May is National Bike Month
Did you know that Adults who bike to work have healthier weight, blood pressure, and insulin levels.
Just 3 hours of biking per week reduces the risk of heart disease and stroke by 50% and women who bike 30 minutes or more a day have a lower risk of breast cancer.
On May 17 Simsbury will celebrate Bike to Work Day from 6:30-9:30 a.m. on Iron Horse Boulevard. The Farmington Valley Health District will have a display emphasizing the importance of healthy eating and active living. Join your coworkers, and see how much fun pedaling to work can be.
In 2010 and again in 2012, The League of American Bicyclists designated Simsbury as a bronze level Bike Friendly Community. Simsbury was the first Connecticut town to receive the designation. Simsbury is working toward earning a silver designation based on a feedback analysis from the League. Bike Friendly initiatives are designed to encourage more cycling by building a well-connected and safe infrastructure for commuter and recreational use.
For more information about Bike Friendly America go to www.bikeleague.org/programs/bicyclefriendlyamerica/index_about.php.
For local Simsbury bike news and events “like” us on Facebook at www.facebook.com/simsburyfreebike
Tick Season is here!
Spring has arrived. The daffodils are blooming, the bikes are dusted off, the gardens are being raked and….the Ticks are out. Unfortunately black-legged ticks, more commonly referred to as deer ticks, can transmit Lyme disease which is prevalent in Connecticut and the Farmington Valley.
Fortunately everyone can take simple steps to significantly reduce the risk of being infected. To prevent Lyme disease and other tick-borne infections, the best protection is to avoid contact with ticks.
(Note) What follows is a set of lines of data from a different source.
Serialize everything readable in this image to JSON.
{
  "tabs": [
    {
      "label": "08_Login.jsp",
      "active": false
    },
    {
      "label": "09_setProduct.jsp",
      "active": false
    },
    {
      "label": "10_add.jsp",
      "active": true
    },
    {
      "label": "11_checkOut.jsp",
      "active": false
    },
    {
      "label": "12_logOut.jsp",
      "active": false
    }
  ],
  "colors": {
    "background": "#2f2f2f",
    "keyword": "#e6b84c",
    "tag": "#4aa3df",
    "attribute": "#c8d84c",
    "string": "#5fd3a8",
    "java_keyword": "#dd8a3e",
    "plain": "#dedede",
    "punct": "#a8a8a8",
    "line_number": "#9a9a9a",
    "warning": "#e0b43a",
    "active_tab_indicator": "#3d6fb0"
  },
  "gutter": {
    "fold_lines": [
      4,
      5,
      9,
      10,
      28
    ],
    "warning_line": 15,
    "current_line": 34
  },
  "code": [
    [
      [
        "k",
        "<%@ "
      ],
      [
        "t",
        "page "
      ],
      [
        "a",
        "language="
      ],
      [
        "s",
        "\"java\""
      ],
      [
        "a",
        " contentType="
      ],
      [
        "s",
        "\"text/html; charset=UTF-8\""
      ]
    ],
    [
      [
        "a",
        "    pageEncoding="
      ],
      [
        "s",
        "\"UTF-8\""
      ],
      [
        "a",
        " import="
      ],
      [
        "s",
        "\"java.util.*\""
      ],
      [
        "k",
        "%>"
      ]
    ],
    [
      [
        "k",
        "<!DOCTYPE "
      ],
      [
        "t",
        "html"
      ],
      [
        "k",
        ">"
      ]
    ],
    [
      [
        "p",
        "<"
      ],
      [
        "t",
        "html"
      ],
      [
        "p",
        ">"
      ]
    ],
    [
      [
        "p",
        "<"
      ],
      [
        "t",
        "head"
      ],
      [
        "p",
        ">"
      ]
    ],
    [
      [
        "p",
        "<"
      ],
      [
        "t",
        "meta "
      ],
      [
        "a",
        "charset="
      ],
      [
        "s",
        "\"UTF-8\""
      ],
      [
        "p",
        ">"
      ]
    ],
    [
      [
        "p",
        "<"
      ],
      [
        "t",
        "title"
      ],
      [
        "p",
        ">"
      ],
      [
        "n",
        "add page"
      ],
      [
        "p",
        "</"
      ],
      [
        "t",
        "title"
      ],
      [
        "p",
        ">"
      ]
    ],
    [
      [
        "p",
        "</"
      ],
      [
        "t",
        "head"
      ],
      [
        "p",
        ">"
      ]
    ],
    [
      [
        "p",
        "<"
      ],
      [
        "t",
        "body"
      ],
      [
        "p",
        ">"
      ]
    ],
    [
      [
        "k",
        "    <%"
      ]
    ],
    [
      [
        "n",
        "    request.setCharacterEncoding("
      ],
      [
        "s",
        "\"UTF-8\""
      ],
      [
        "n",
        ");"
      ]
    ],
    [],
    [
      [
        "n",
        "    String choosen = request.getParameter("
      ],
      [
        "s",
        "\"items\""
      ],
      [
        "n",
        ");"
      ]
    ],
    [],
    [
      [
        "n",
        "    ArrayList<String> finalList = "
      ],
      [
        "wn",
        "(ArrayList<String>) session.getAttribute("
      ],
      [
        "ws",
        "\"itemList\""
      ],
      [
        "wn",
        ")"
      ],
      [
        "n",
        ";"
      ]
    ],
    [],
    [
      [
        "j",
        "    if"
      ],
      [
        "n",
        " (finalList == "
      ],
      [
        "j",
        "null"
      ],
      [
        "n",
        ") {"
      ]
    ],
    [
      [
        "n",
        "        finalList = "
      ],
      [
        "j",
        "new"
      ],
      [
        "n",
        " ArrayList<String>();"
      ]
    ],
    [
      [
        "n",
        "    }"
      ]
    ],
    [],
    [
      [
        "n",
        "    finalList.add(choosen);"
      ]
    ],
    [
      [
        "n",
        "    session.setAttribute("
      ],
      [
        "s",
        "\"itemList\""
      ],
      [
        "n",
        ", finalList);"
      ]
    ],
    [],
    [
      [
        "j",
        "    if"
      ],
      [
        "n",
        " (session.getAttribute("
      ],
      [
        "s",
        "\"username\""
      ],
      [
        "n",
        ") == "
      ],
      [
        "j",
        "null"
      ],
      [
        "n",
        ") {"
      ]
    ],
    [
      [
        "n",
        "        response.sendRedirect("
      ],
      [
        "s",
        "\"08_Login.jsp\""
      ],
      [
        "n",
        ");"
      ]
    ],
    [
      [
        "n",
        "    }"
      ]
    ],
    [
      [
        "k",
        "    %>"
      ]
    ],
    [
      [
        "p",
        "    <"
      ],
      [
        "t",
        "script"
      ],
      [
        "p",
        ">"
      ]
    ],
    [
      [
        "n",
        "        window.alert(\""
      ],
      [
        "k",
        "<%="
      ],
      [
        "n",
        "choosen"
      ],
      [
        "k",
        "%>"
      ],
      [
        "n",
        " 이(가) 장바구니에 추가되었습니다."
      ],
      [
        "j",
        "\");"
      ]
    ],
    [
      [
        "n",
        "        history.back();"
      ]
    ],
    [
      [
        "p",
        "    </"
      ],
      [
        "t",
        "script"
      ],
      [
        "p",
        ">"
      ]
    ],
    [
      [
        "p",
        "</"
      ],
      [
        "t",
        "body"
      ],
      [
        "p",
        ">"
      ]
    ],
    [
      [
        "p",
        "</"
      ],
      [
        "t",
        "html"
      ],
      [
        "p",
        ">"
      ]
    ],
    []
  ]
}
When working or playing outside in areas that ticks inhabit (tall grass and weeds, woods, and leaf litter) you should:
• Wear light colored clothing (to spot the ticks easily), long sleeved shirts and long pants.
• Create a “tick barrier” by tucking pants into socks and shirt into pants.
• Consider using insect repellent, according to manufacturer’s instructions, when planning to be outdoors.
• Check clothing and skin very carefully after being outdoors in tick infested areas.
• Shower soon after spending time outdoors
• Remove any ticks carefully and as soon as possible after they are discovered.
• Keep your lawn mowed, cut overgrown brush, and clear any leaf litter away from the home.
• Use a wood chip barrier between any wooded area and the yard.
• Inspect pets daily and remove any ticks found.
Lyme disease can cause flu-like symptoms such as fatigue, headache, fever, achy muscles and joints. Untreated, more serious symptoms of Lyme disease can include arthritis, neurologic and heart problems. Call a doctor if you get a rash or fever following a tick bite.
Research has shown that an infected tick needs to feed for 24-36 hours before transmission of the bacteria that causes Lyme disease occurs. Ticks should be removed with tweezers grasping the tick as close to the skin as possible and gently and steadily pulling up. Never use petroleum jelly, hot matches, nail polish remover or any other substance to remove a tick.
The tick bite area should be monitored for 30 days for any signs of a rash. If you experience any symptoms consistent with Lyme disease following a tick bite you should seek medical attention.